▶ [Exercise brief]: Scan the material that follows. Copy every line containing the word "First".

▶ [Input data]:
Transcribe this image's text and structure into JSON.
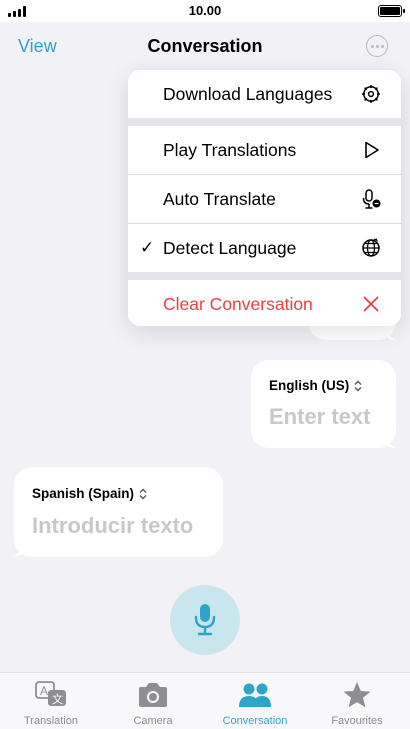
{
  "status_bar": {
    "time": "10.00",
    "signal_bars": 4,
    "battery_level": 1.0
  },
  "nav": {
    "view_label": "View",
    "title": "Conversation",
    "more_icon": "more-circle-icon"
  },
  "menu": {
    "items": [
      {
        "label": "Download Languages",
        "icon": "gear-icon",
        "checked": false
      },
      {
        "label": "Play Translations",
        "icon": "play-icon",
        "checked": false
      },
      {
        "label": "Auto Translate",
        "icon": "auto-translate-mic-icon",
        "checked": false
      },
      {
        "label": "Detect Language",
        "icon": "globe-icon",
        "checked": true,
        "check_mark": "✓"
      },
      {
        "label": "Clear Conversation",
        "icon": "close-icon",
        "checked": false,
        "destructive": true
      }
    ]
  },
  "bubbles": {
    "right": {
      "language": "English (US)",
      "placeholder": "Enter text"
    },
    "left": {
      "language": "Spanish (Spain)",
      "placeholder": "Introducir texto"
    }
  },
  "mic": {
    "icon": "microphone-icon"
  },
  "tabs": [
    {
      "label": "Translation",
      "icon": "translation-icon",
      "active": false
    },
    {
      "label": "Camera",
      "icon": "camera-icon",
      "active": false
    },
    {
      "label": "Conversation",
      "icon": "people-icon",
      "active": true
    },
    {
      "label": "Favourites",
      "icon": "star-icon",
      "active": false
    }
  ],
  "colors": {
    "accent": "#2fa4c9",
    "destructive": "#e84142",
    "inactive": "#8e8e93",
    "placeholder": "#c7c7cc",
    "background": "#f1f1f6"
  }
}
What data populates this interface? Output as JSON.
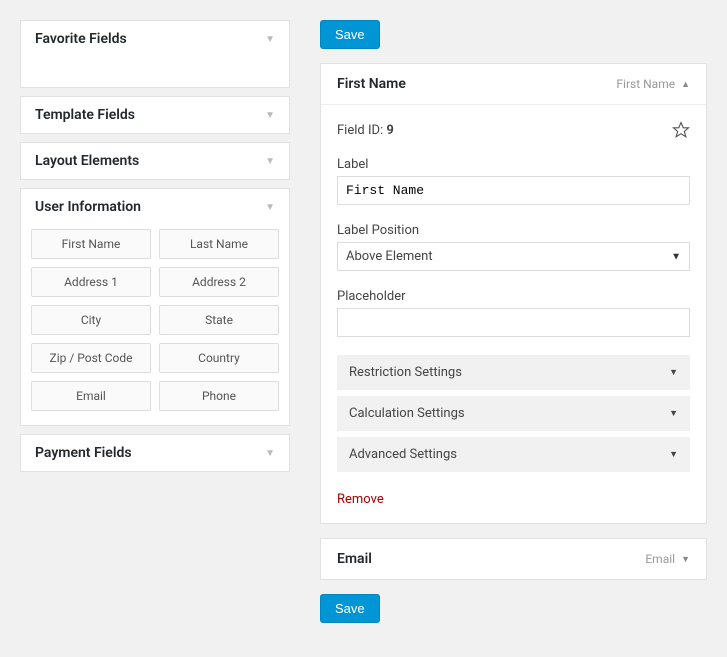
{
  "sidebar": {
    "sections": {
      "favorite": {
        "title": "Favorite Fields"
      },
      "template": {
        "title": "Template Fields"
      },
      "layout": {
        "title": "Layout Elements"
      },
      "user_info": {
        "title": "User Information",
        "fields": [
          "First Name",
          "Last Name",
          "Address 1",
          "Address 2",
          "City",
          "State",
          "Zip / Post Code",
          "Country",
          "Email",
          "Phone"
        ]
      },
      "payment": {
        "title": "Payment Fields"
      }
    }
  },
  "main": {
    "save_label": "Save",
    "active_field": {
      "title": "First Name",
      "type_label": "First Name",
      "field_id_label": "Field ID:",
      "field_id_value": "9",
      "label_label": "Label",
      "label_value": "First Name",
      "label_position_label": "Label Position",
      "label_position_value": "Above Element",
      "placeholder_label": "Placeholder",
      "placeholder_value": "",
      "settings": {
        "restriction": "Restriction Settings",
        "calculation": "Calculation Settings",
        "advanced": "Advanced Settings"
      },
      "remove_label": "Remove"
    },
    "collapsed_field": {
      "title": "Email",
      "type_label": "Email"
    }
  }
}
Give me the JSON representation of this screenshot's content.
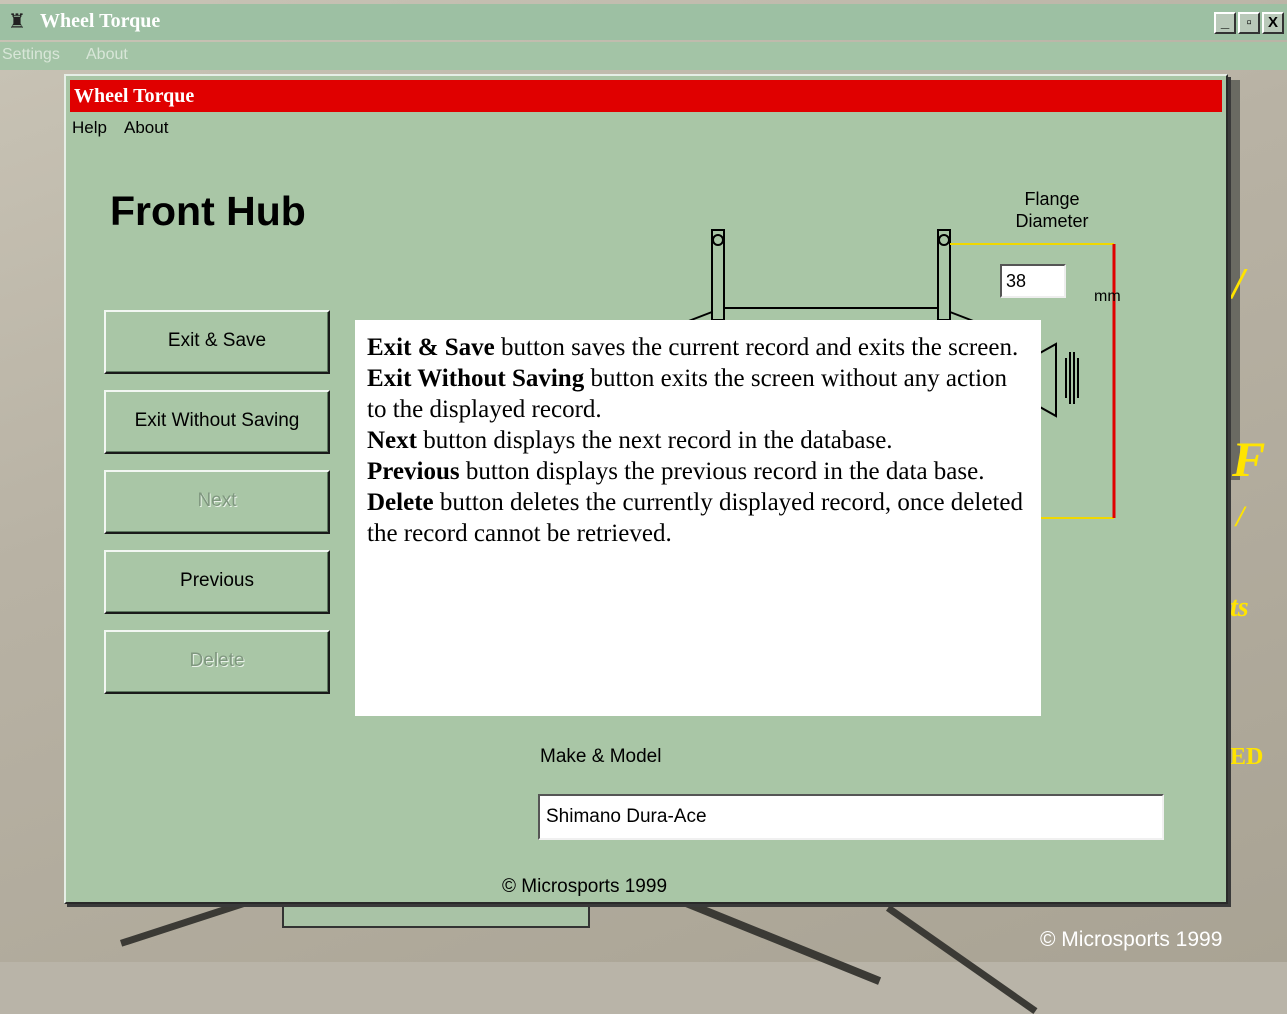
{
  "outer_window": {
    "title": "Wheel Torque",
    "menu": [
      "Settings",
      "About"
    ],
    "controls": {
      "minimize": "_",
      "maximize": "▫",
      "close": "X"
    },
    "footer_copyright": "© Microsports 1999",
    "background_fragments": [
      "ts",
      "ED"
    ]
  },
  "dialog": {
    "title": "Wheel Torque",
    "title_bar_color": "#e00000",
    "menu": [
      "Help",
      "About"
    ],
    "heading": "Front Hub",
    "buttons": [
      {
        "label": "Exit & Save",
        "enabled": true
      },
      {
        "label": "Exit Without Saving",
        "enabled": true
      },
      {
        "label": "Next",
        "enabled": false
      },
      {
        "label": "Previous",
        "enabled": true
      },
      {
        "label": "Delete",
        "enabled": false
      }
    ],
    "flange": {
      "label_line1": "Flange",
      "label_line2": "Diameter",
      "value": "38",
      "unit": "mm"
    },
    "make_model": {
      "label": "Make & Model",
      "value": "Shimano Dura-Ace"
    },
    "copyright": "© Microsports 1999"
  },
  "help_overlay": [
    {
      "term": "Exit & Save",
      "text": " button saves the current record and exits the screen."
    },
    {
      "term": "Exit Without Saving",
      "text": " button exits the screen without any action to the displayed record."
    },
    {
      "term": "Next",
      "text": " button displays the next record in the database."
    },
    {
      "term": "Previous",
      "text": " button displays the previous record in the data base."
    },
    {
      "term": "Delete",
      "text": " button deletes the currently displayed record, once deleted the record cannot be retrieved."
    }
  ]
}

▶ [Worked solution]:
          "First Name",
      "title": "First Name",
      "type_label": "First Name",
      "label_value": "First Name",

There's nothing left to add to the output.